Description of the task – Copy out every record below with complete accuracy.

++++ Data in this exercise ++++

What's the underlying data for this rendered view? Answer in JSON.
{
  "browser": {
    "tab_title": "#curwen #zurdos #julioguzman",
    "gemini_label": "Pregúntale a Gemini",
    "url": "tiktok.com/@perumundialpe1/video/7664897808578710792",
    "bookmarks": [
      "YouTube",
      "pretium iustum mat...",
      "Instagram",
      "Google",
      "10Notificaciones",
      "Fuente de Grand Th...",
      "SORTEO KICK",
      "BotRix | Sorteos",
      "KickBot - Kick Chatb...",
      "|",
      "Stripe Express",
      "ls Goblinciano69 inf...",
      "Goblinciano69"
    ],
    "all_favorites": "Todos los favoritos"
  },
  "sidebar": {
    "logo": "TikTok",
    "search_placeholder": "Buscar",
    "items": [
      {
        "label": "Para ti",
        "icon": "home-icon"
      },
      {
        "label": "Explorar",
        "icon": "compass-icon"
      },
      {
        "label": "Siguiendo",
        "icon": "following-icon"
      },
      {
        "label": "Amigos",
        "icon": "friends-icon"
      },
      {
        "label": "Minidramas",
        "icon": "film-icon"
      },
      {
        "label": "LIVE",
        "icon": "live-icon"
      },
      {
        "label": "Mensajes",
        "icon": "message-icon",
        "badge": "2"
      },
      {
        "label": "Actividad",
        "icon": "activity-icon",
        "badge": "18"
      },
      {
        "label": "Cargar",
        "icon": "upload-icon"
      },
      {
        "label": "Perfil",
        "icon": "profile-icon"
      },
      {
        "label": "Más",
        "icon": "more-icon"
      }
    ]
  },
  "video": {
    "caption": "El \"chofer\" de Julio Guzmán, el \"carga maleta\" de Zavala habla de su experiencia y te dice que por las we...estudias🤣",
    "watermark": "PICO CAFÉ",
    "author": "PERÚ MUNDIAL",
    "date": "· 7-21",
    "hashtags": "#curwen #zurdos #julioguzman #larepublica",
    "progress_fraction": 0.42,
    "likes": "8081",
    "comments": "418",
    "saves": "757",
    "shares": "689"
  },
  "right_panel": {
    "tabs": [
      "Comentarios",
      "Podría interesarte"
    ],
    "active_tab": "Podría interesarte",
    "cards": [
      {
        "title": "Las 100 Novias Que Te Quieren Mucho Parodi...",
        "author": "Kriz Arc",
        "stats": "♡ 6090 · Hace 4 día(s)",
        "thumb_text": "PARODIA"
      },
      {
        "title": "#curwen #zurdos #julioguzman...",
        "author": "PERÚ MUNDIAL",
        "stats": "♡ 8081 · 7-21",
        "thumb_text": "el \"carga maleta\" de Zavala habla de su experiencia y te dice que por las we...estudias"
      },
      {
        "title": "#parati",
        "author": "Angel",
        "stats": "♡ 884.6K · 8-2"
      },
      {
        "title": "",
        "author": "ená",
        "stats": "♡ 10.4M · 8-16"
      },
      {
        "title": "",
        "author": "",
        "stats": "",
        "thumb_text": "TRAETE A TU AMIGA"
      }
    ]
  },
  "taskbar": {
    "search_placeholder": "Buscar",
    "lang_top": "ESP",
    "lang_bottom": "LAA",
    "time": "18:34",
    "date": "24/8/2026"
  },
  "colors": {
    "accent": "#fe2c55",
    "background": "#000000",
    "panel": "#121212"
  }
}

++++

Answer to the exercise –
What's the underlying data for this rendered view? Answer in JSON.
{
  "browser": {
    "tab_title": "#curwen #zurdos #julioguzman",
    "gemini_label": "Pregúntale a Gemini",
    "url": "tiktok.com/@perumundialpe1/video/7664897808578710792",
    "bookmarks": [
      "YouTube",
      "pretium iustum mat...",
      "Instagram",
      "Google",
      "10Notificaciones",
      "Fuente de Grand Th...",
      "SORTEO KICK",
      "BotRix | Sorteos",
      "KickBot - Kick Chatb...",
      "|",
      "Stripe Express",
      "ls Goblinciano69 inf...",
      "Goblinciano69"
    ],
    "all_favorites": "Todos los favoritos"
  },
  "sidebar": {
    "logo": "TikTok",
    "search_placeholder": "Buscar",
    "items": [
      {
        "label": "Para ti",
        "icon": "home-icon"
      },
      {
        "label": "Explorar",
        "icon": "compass-icon"
      },
      {
        "label": "Siguiendo",
        "icon": "following-icon"
      },
      {
        "label": "Amigos",
        "icon": "friends-icon"
      },
      {
        "label": "Minidramas",
        "icon": "film-icon"
      },
      {
        "label": "LIVE",
        "icon": "live-icon"
      },
      {
        "label": "Mensajes",
        "icon": "message-icon",
        "badge": "2"
      },
      {
        "label": "Actividad",
        "icon": "activity-icon",
        "badge": "18"
      },
      {
        "label": "Cargar",
        "icon": "upload-icon"
      },
      {
        "label": "Perfil",
        "icon": "profile-icon"
      },
      {
        "label": "Más",
        "icon": "more-icon"
      }
    ]
  },
  "video": {
    "caption": "El \"chofer\" de Julio Guzmán, el \"carga maleta\" de Zavala habla de su experiencia y te dice que por las we...estudias🤣",
    "watermark": "PICO CAFÉ",
    "author": "PERÚ MUNDIAL",
    "date": "· 7-21",
    "hashtags": "#curwen #zurdos #julioguzman #larepublica",
    "progress_fraction": 0.42,
    "likes": "8081",
    "comments": "418",
    "saves": "757",
    "shares": "689"
  },
  "right_panel": {
    "tabs": [
      "Comentarios",
      "Podría interesarte"
    ],
    "active_tab": "Podría interesarte",
    "cards": [
      {
        "title": "Las 100 Novias Que Te Quieren Mucho Parodi...",
        "author": "Kriz Arc",
        "stats": "♡ 6090 · Hace 4 día(s)",
        "thumb_text": "PARODIA"
      },
      {
        "title": "#curwen #zurdos #julioguzman...",
        "author": "PERÚ MUNDIAL",
        "stats": "♡ 8081 · 7-21",
        "thumb_text": "el \"carga maleta\" de Zavala habla de su experiencia y te dice que por las we...estudias"
      },
      {
        "title": "#parati",
        "author": "Angel",
        "stats": "♡ 884.6K · 8-2"
      },
      {
        "title": "",
        "author": "ená",
        "stats": "♡ 10.4M · 8-16"
      },
      {
        "title": "",
        "author": "",
        "stats": "",
        "thumb_text": "TRAETE A TU AMIGA"
      }
    ]
  },
  "taskbar": {
    "search_placeholder": "Buscar",
    "lang_top": "ESP",
    "lang_bottom": "LAA",
    "time": "18:34",
    "date": "24/8/2026"
  },
  "colors": {
    "accent": "#fe2c55",
    "background": "#000000",
    "panel": "#121212"
  }
}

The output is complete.